Wealthy shoppers are splurging at Macy's. Low-income shoppers are pulling back at Walmart

Originally Published: 26 MAY 22 11:42 ET

By Nathaniel Meyersohn, CNN Business

(CNN) -- Decades-high inflation is leading to a split in American consumers' behavior.

Affluent shoppers are splurging on new outfits at Macy's, Nordstrom and other high-end outlets, while lower-income customers are pulling back on discretionary items, leading retailers say.

Macy's said Thursday that comparable sales at stores open for at least one year grew 12.4% during its latest quarter compared with the same stretch a year ago.

"While macroeconomic pressures on consumer spending increased during the quarter, our customers continued to shop," Macy's CEO Jeffrey Gennette said in a press release.

Macy's saw a "notable shift" in consumers buying clothes for special events and shopping in stores, Gennette said.
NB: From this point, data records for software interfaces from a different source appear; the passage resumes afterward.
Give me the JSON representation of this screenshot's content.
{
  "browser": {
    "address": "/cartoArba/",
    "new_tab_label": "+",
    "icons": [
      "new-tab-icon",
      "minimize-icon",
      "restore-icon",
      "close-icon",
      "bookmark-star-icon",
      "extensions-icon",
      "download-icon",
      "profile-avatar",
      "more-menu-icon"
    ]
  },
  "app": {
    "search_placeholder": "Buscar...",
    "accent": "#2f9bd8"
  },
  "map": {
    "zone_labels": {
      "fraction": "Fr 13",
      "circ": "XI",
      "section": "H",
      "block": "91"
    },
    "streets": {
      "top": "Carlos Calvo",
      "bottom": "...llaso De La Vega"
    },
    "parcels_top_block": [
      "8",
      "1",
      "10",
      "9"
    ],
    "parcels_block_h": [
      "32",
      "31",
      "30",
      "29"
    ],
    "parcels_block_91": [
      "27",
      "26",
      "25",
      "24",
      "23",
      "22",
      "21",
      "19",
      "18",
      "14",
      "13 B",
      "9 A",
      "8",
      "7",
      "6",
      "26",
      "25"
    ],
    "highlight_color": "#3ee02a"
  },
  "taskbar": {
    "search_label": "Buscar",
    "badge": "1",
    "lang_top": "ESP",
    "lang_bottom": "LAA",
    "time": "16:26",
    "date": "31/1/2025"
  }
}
Dresses, women's shoes, accessories and men's tailored clothing saw strong sales performance during the quarter.

"Luxury sales remained a standout for our business as shopping behavior among high-income consumers has so far remained less affected by inflation," he said on a call with analysts. "The customer that's under $75,000 of annual income — they were the most affected."

Macy's raised its guidance for the year, pushing its stock up 12% in early trading Thursday.

Nordstrom on Tuesday also reported strong sales during its latest quarter and raised its full-year guidance. Nordstrom saw similar shopping trends as Macy's.

"Customers refreshed their wardrobes for occasions such as social events, travel and return to office," Nordstrom said. The department store sector has struggled in recent years, but Macy's and Nordstrom are benefiting from wealthier consumers making discretionary purchases.

Luxury goods and clothing brands have also capitalized on spending from higher-income shoppers.

"Our consumers are resilient. They're at the higher end of income demographics, and they've proven through Covid that their desire for the brand has increased," Ralph Lauren financial chief Jane Nielsen said this week.

But there is a split in shopping behavior that runs along economic lines, some companies say. Federal stimulus spending has ended, and inflation has grown at the fastest pace in decades, leading lower-income consumers to alter their buying patterns.

Companies say lower-income shoppers are slowing their spending on discretionary items, buying cheaper private-label brands and adding fewer items to their shopping carts.

"I think what we're seeing is a bit of a bifurcation. So we are seeing some customers who are trading up into those more premium brands," said Kohl's CEO Michelle Gass. "And then you also see though a lot of customers going to" private-label brands.

Walmart also said some consumers were switching from gallons of milk to half-gallons and to private-label grocery brands.

"Obviously, with higher fuel and food prices, discretionary spending for the lower-end customer is being squeezed," said Ross Stores chief operating officer Michael Hartshorn. "We saw customers... pull back on spending in the first quarter."